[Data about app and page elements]
━━━━━━━━
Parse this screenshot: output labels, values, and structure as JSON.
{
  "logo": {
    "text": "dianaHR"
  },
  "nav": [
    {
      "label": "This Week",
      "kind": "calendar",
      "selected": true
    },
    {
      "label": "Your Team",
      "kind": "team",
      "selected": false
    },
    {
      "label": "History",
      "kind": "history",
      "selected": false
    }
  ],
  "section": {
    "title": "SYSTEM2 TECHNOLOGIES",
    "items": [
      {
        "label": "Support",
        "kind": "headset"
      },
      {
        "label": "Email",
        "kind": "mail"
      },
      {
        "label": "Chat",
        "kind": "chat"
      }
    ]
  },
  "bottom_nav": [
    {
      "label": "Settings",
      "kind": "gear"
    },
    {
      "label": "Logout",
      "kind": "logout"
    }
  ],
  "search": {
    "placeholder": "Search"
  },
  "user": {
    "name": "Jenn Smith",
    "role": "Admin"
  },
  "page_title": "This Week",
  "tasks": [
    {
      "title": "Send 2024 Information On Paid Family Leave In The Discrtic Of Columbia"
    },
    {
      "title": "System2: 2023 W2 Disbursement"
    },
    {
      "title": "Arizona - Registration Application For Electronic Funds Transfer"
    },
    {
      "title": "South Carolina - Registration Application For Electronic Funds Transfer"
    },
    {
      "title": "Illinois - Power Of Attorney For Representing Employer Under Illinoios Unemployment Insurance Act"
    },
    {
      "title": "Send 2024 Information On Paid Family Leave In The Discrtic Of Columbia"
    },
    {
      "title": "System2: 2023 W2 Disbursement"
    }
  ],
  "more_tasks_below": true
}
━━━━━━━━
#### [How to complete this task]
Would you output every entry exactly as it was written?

#### [Solution for this task]
Parse this screenshot: output labels, values, and structure as JSON.
{
  "logo": {
    "text": "dianaHR"
  },
  "nav": [
    {
      "label": "This Week",
      "kind": "calendar",
      "selected": true
    },
    {
      "label": "Your Team",
      "kind": "team",
      "selected": false
    },
    {
      "label": "History",
      "kind": "history",
      "selected": false
    }
  ],
  "section": {
    "title": "SYSTEM2 TECHNOLOGIES",
    "items": [
      {
        "label": "Support",
        "kind": "headset"
      },
      {
        "label": "Email",
        "kind": "mail"
      },
      {
        "label": "Chat",
        "kind": "chat"
      }
    ]
  },
  "bottom_nav": [
    {
      "label": "Settings",
      "kind": "gear"
    },
    {
      "label": "Logout",
      "kind": "logout"
    }
  ],
  "search": {
    "placeholder": "Search"
  },
  "user": {
    "name": "Jenn Smith",
    "role": "Admin"
  },
  "page_title": "This Week",
  "tasks": [
    {
      "title": "Send 2024 Information On Paid Family Leave In The Discrtic Of Columbia"
    },
    {
      "title": "System2: 2023 W2 Disbursement"
    },
    {
      "title": "Arizona - Registration Application For Electronic Funds Transfer"
    },
    {
      "title": "South Carolina - Registration Application For Electronic Funds Transfer"
    },
    {
      "title": "Illinois - Power Of Attorney For Representing Employer Under Illinoios Unemployment Insurance Act"
    },
    {
      "title": "Send 2024 Information On Paid Family Leave In The Discrtic Of Columbia"
    },
    {
      "title": "System2: 2023 W2 Disbursement"
    }
  ],
  "more_tasks_below": true
}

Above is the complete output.